“Do not eat the meat!”
Veronica Cartwright says that while filming the huge Houston barbeque scene in The Right Stuff, a booming voice shouted over and over again with a reminder to not eat the steak served on all of the plates. Indeed, in the film, plates and plates of food are shown, and Dennis Quaid and Fred Ward are even seen eating baked beans, but never does anyone take a bite of meat. (The cast and extras didn’t go hungry. Cartwright says after the scene was over, they were each handed a bag of McDonald’s food.)
Cartwright played Betty Grissom, wife of Ward’s astronaut character Gus Grissom, in The Right Stuff.
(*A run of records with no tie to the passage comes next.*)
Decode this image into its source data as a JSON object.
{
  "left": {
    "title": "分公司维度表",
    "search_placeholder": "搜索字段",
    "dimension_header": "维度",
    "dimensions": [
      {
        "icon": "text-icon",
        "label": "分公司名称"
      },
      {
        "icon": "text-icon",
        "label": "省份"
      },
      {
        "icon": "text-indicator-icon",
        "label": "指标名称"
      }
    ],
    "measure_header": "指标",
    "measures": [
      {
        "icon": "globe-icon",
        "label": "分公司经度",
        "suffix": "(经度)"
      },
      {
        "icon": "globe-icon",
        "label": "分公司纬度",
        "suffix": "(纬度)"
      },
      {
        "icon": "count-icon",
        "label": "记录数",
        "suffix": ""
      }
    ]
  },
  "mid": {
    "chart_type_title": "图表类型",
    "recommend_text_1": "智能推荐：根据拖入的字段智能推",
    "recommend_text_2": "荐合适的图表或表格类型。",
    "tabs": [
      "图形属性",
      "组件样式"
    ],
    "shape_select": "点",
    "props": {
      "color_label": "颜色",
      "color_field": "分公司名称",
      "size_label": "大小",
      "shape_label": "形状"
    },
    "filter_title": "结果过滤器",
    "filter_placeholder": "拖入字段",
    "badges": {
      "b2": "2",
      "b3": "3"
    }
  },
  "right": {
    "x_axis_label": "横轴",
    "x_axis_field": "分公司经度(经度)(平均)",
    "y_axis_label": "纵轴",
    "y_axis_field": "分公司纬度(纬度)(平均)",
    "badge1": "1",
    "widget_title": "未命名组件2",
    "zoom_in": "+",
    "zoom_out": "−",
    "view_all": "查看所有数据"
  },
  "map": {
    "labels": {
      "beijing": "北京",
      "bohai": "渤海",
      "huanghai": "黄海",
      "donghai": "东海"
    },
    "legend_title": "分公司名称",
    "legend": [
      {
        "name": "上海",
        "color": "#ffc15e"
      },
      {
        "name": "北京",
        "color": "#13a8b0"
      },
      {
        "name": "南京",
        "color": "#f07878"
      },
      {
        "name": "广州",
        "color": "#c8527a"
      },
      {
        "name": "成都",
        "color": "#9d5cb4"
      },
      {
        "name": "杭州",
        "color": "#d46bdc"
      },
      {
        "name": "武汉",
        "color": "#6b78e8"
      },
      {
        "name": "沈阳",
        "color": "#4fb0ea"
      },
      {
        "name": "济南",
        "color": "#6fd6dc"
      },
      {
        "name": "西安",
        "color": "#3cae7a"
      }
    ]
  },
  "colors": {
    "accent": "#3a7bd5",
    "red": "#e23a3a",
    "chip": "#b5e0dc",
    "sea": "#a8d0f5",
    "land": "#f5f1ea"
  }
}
She and Mary Jo Deschanel, who played John Glenn’s wife Annie, discussed the making of the film with Ben Mankiewicz at the 2018 Turner Classic Film Festival.
The Right Stuff tells the story of the beginnings of the U.S. space program through the eyes of the astronauts that risked it all to go into space and their wives.
The two credited writer-director Philip Kaufmann for creating an environment where the actresses playing the wives could bond, and therefore, quickly create the familiarity that developed over time amongst the wives of America’s first astronauts. “They stuck us in honey wagons. I [shared] with Pamela Reed,” says Cartwright. “We had big dresses so one person would have to stand on the toilet to get dressed, it was so small!”
Deschanel adds, “Phil told me, ‘I think the women are much more fascinating characters.’ And, he set up an atmosphere that supported the women.”
Both actresses were unable to meet their real-life counterparts. Gus Grissom’s portrayal in The Right Stuff is based on the scandal that unfolded but the portrayal is ultimately unfair, leaving the audience to question if Gus Grissom did indeed “blow the hatch” of the Liberty Bell 7 capsule after splashdown (this accusation had been debunked long before the film was made). Therefore, Betty Grissom was not supportive of the film. As for the Annie Glenn, John Glenn was running for president of the United States during the production of The Right Stuff, and Deschanel says the Glenns “didn’t want to have anything to do with the film.”
The actresses were still able to research their roles as Kaufmann provided each of the actors “huge packets of film footage” of the real people they would be portraying. One thing Cartwright saw in the footage stuck in her mind as a key to understanding Betty Grissom: her unusual straw purse she carried to a ceremony where she believed she was going to meet First Lady Jackie Kennedy. “I had to find that bag!” says Cartwright, “It said so much about her!”
Another fond memory the actresses shared was of the actors playing the press. Unlike in the film, the actors playing the reporters enhanced – not hounded – the lives of “the wives.” “The ‘press corps’ were all part of a theater company [San Francisco’s improv comedy troupe Fratelli Bologna],” says Cartwright. “They would sing and always be entertaining for us! It was a fun atmosphere.”
The actresses took the note. Deschanel and Cartwright say by movie’s end, “the wives” had become a clique and spent time together outside of their shooting days. The women choreographed a song and dance number that they performed at the wrap party.
This year marks the 35th Anniversary of the release of The Right Stuff. This article was written the day it was announced that Tom Wolfe, the author of the novel in which the film is based on, passed away.